Source material ->
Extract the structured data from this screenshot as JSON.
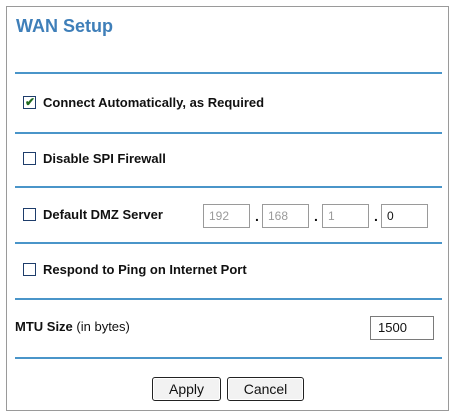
{
  "title": "WAN Setup",
  "options": {
    "connect_auto": {
      "label": "Connect Automatically, as Required",
      "checked": true
    },
    "disable_spi": {
      "label": "Disable SPI Firewall",
      "checked": false
    },
    "dmz": {
      "label": "Default DMZ Server",
      "checked": false,
      "ip": [
        "192",
        "168",
        "1",
        "0"
      ]
    },
    "ping": {
      "label": "Respond to Ping on Internet Port",
      "checked": false
    }
  },
  "mtu": {
    "label_bold": "MTU Size",
    "label_rest": " (in bytes)",
    "value": "1500"
  },
  "buttons": {
    "apply": "Apply",
    "cancel": "Cancel"
  },
  "check_glyph": "✔"
}
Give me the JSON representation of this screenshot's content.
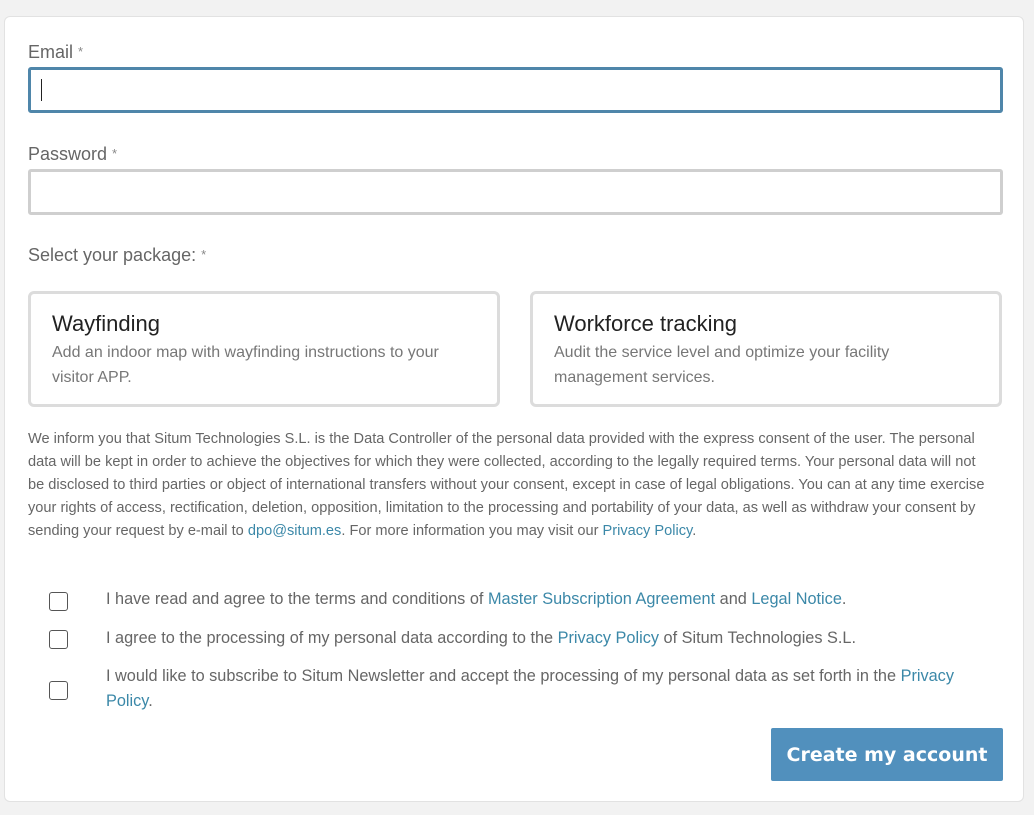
{
  "form": {
    "email_label": "Email",
    "password_label": "Password",
    "required_mark": "*",
    "email_value": "",
    "password_value": "",
    "package_label": "Select your package:"
  },
  "packages": [
    {
      "title": "Wayfinding",
      "description": "Add an indoor map with wayfinding instructions to your visitor APP."
    },
    {
      "title": "Workforce tracking",
      "description": "Audit the service level and optimize your facility management services."
    }
  ],
  "legal": {
    "text_before_email": "We inform you that Situm Technologies S.L. is the Data Controller of the personal data provided with the express consent of the user. The personal data will be kept in order to achieve the objectives for which they were collected, according to the legally required terms. Your personal data will not be disclosed to third parties or object of international transfers without your consent, except in case of legal obligations. You can at any time exercise your rights of access, rectification, deletion, opposition, limitation to the processing and portability of your data, as well as withdraw your consent by sending your request by e-mail to",
    "email_link": "dpo@situm.es",
    "text_after_email": ". For more information you may visit our",
    "privacy_link": "Privacy Policy",
    "end_period": "."
  },
  "checkboxes": {
    "terms": {
      "text_start": "I have read and agree to the terms and conditions of",
      "link1": "Master Subscription Agreement",
      "text_middle": "and",
      "link2": "Legal Notice",
      "text_end": ".",
      "checked": false
    },
    "processing": {
      "text_start": "I agree to the processing of my personal data according to the",
      "link": "Privacy Policy",
      "text_end": "of Situm Technologies S.L.",
      "checked": false
    },
    "newsletter": {
      "text_start": "I would like to subscribe to Situm Newsletter and accept the processing of my personal data as set forth in the",
      "link": "Privacy Policy",
      "text_end": ".",
      "checked": false
    }
  },
  "submit_label": "Create my account",
  "colors": {
    "accent": "#5190bd",
    "link": "#3b88a8",
    "focus_border": "#4f86aa"
  }
}
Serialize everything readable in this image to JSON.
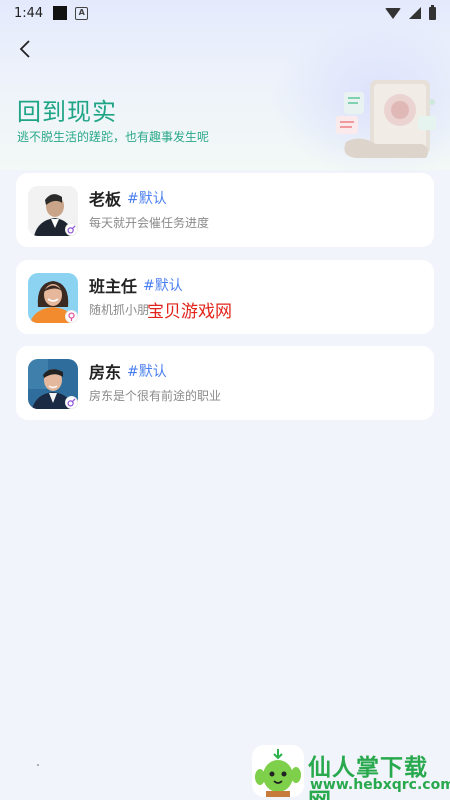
{
  "status_bar": {
    "time": "1:44",
    "a_icon_letter": "A"
  },
  "header": {
    "title": "回到现实",
    "subtitle": "逃不脱生活的蹉跎，也有趣事发生呢"
  },
  "colors": {
    "title": "#1fa586",
    "tag": "#4a7ff0",
    "background": "#f2f4fb",
    "watermark": "#e2231a",
    "footer": "#29a94e"
  },
  "roles": [
    {
      "name": "老板",
      "tag": "#默认",
      "description": "每天就开会催任务进度",
      "gender": "male"
    },
    {
      "name": "班主任",
      "tag": "#默认",
      "description": "随机抓小朋",
      "gender": "female"
    },
    {
      "name": "房东",
      "tag": "#默认",
      "description": "房东是个很有前途的职业",
      "gender": "male"
    }
  ],
  "watermark": {
    "text": "宝贝游戏网"
  },
  "footer": {
    "name": "仙人掌下载网",
    "url": "www.hebxqrc.com"
  }
}
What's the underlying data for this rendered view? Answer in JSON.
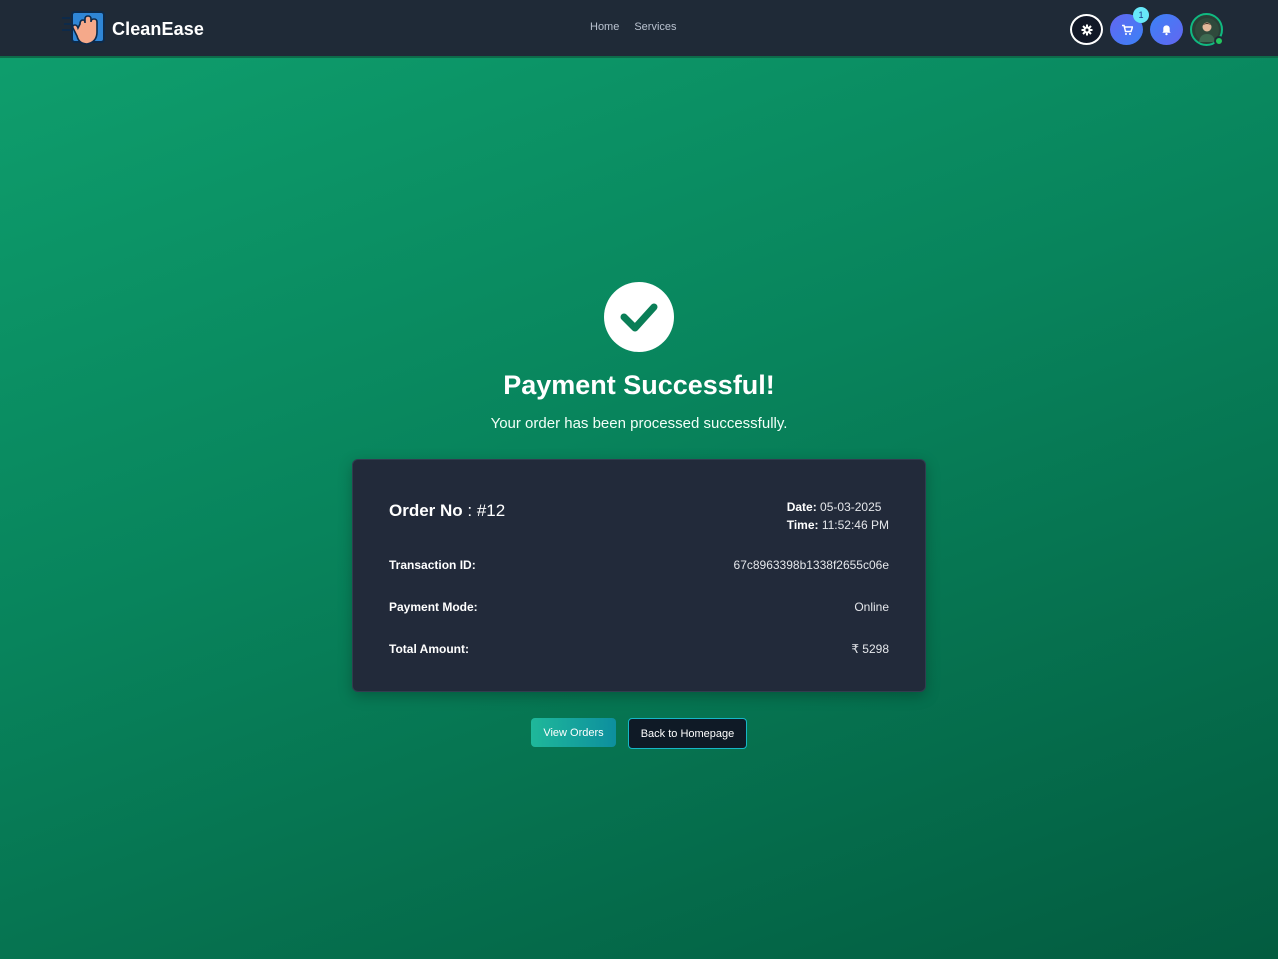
{
  "navbar": {
    "brand": "CleanEase",
    "links": [
      "Home",
      "Services"
    ],
    "icons": {
      "settings": "gear-icon",
      "cart": "cart-icon",
      "notifications": "bell-icon",
      "avatar": "user-avatar"
    },
    "cart_count": "1"
  },
  "main": {
    "title": "Payment Successful!",
    "subtitle": "Your order has been processed successfully.",
    "order": {
      "order_label": "Order No",
      "order_value": " : #12",
      "date_label": "Date:",
      "date_value": " 05-03-2025",
      "time_label": "Time:",
      "time_value": " 11:52:46 PM",
      "rows": [
        {
          "label": "Transaction ID:",
          "value": "67c8963398b1338f2655c06e"
        },
        {
          "label": "Payment Mode:",
          "value": "Online"
        },
        {
          "label": "Total Amount:",
          "value": "₹ 5298"
        }
      ]
    },
    "buttons": {
      "view_orders": "View Orders",
      "back_home": "Back to Homepage"
    }
  },
  "colors": {
    "navbar_bg": "#1f2a37",
    "page_gradient_start": "#0fa06e",
    "page_gradient_end": "#035c40",
    "card_bg": "#222a3a",
    "check_color": "#0a7e57"
  }
}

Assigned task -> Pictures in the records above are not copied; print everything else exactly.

Answer section ->
Extract the structured data from this screenshot as JSON.
{
  "title": "WAN Setup",
  "options": {
    "connect_auto": {
      "label": "Connect Automatically, as Required",
      "checked": true
    },
    "disable_spi": {
      "label": "Disable SPI Firewall",
      "checked": false
    },
    "dmz": {
      "label": "Default DMZ Server",
      "checked": false,
      "ip": [
        "192",
        "168",
        "1",
        "0"
      ]
    },
    "ping": {
      "label": "Respond to Ping on Internet Port",
      "checked": false
    }
  },
  "mtu": {
    "label_bold": "MTU Size",
    "label_rest": " (in bytes)",
    "value": "1500"
  },
  "buttons": {
    "apply": "Apply",
    "cancel": "Cancel"
  },
  "check_glyph": "✔"
}
Give me the JSON representation of this screenshot's content.
{
  "form": {
    "email_label": "Email",
    "password_label": "Password",
    "required_mark": "*",
    "email_value": "",
    "password_value": "",
    "package_label": "Select your package:"
  },
  "packages": [
    {
      "title": "Wayfinding",
      "description": "Add an indoor map with wayfinding instructions to your visitor APP."
    },
    {
      "title": "Workforce tracking",
      "description": "Audit the service level and optimize your facility management services."
    }
  ],
  "legal": {
    "text_before_email": "We inform you that Situm Technologies S.L. is the Data Controller of the personal data provided with the express consent of the user. The personal data will be kept in order to achieve the objectives for which they were collected, according to the legally required terms. Your personal data will not be disclosed to third parties or object of international transfers without your consent, except in case of legal obligations. You can at any time exercise your rights of access, rectification, deletion, opposition, limitation to the processing and portability of your data, as well as withdraw your consent by sending your request by e-mail to",
    "email_link": "dpo@situm.es",
    "text_after_email": ". For more information you may visit our",
    "privacy_link": "Privacy Policy",
    "end_period": "."
  },
  "checkboxes": {
    "terms": {
      "text_start": "I have read and agree to the terms and conditions of",
      "link1": "Master Subscription Agreement",
      "text_middle": "and",
      "link2": "Legal Notice",
      "text_end": ".",
      "checked": false
    },
    "processing": {
      "text_start": "I agree to the processing of my personal data according to the",
      "link": "Privacy Policy",
      "text_end": "of Situm Technologies S.L.",
      "checked": false
    },
    "newsletter": {
      "text_start": "I would like to subscribe to Situm Newsletter and accept the processing of my personal data as set forth in the",
      "link": "Privacy Policy",
      "text_end": ".",
      "checked": false
    }
  },
  "submit_label": "Create my account",
  "colors": {
    "accent": "#5190bd",
    "link": "#3b88a8",
    "focus_border": "#4f86aa"
  }
}
Serialize everything readable in this image to JSON.
{
  "status_bar": {
    "time": "1:44",
    "a_icon_letter": "A"
  },
  "header": {
    "title": "回到现实",
    "subtitle": "逃不脱生活的蹉跎，也有趣事发生呢"
  },
  "colors": {
    "title": "#1fa586",
    "tag": "#4a7ff0",
    "background": "#f2f4fb",
    "watermark": "#e2231a",
    "footer": "#29a94e"
  },
  "roles": [
    {
      "name": "老板",
      "tag": "#默认",
      "description": "每天就开会催任务进度",
      "gender": "male"
    },
    {
      "name": "班主任",
      "tag": "#默认",
      "description": "随机抓小朋",
      "gender": "female"
    },
    {
      "name": "房东",
      "tag": "#默认",
      "description": "房东是个很有前途的职业",
      "gender": "male"
    }
  ],
  "watermark": {
    "text": "宝贝游戏网"
  },
  "footer": {
    "name": "仙人掌下载网",
    "url": "www.hebxqrc.com"
  }
}
What's the underlying data for this rendered view? Answer in JSON.
{
  "navbar": {
    "brand": "CleanEase",
    "links": [
      "Home",
      "Services"
    ],
    "icons": {
      "settings": "gear-icon",
      "cart": "cart-icon",
      "notifications": "bell-icon",
      "avatar": "user-avatar"
    },
    "cart_count": "1"
  },
  "main": {
    "title": "Payment Successful!",
    "subtitle": "Your order has been processed successfully.",
    "order": {
      "order_label": "Order No",
      "order_value": " : #12",
      "date_label": "Date:",
      "date_value": " 05-03-2025",
      "time_label": "Time:",
      "time_value": " 11:52:46 PM",
      "rows": [
        {
          "label": "Transaction ID:",
          "value": "67c8963398b1338f2655c06e"
        },
        {
          "label": "Payment Mode:",
          "value": "Online"
        },
        {
          "label": "Total Amount:",
          "value": "₹ 5298"
        }
      ]
    },
    "buttons": {
      "view_orders": "View Orders",
      "back_home": "Back to Homepage"
    }
  },
  "colors": {
    "navbar_bg": "#1f2a37",
    "page_gradient_start": "#0fa06e",
    "page_gradient_end": "#035c40",
    "card_bg": "#222a3a",
    "check_color": "#0a7e57"
  }
}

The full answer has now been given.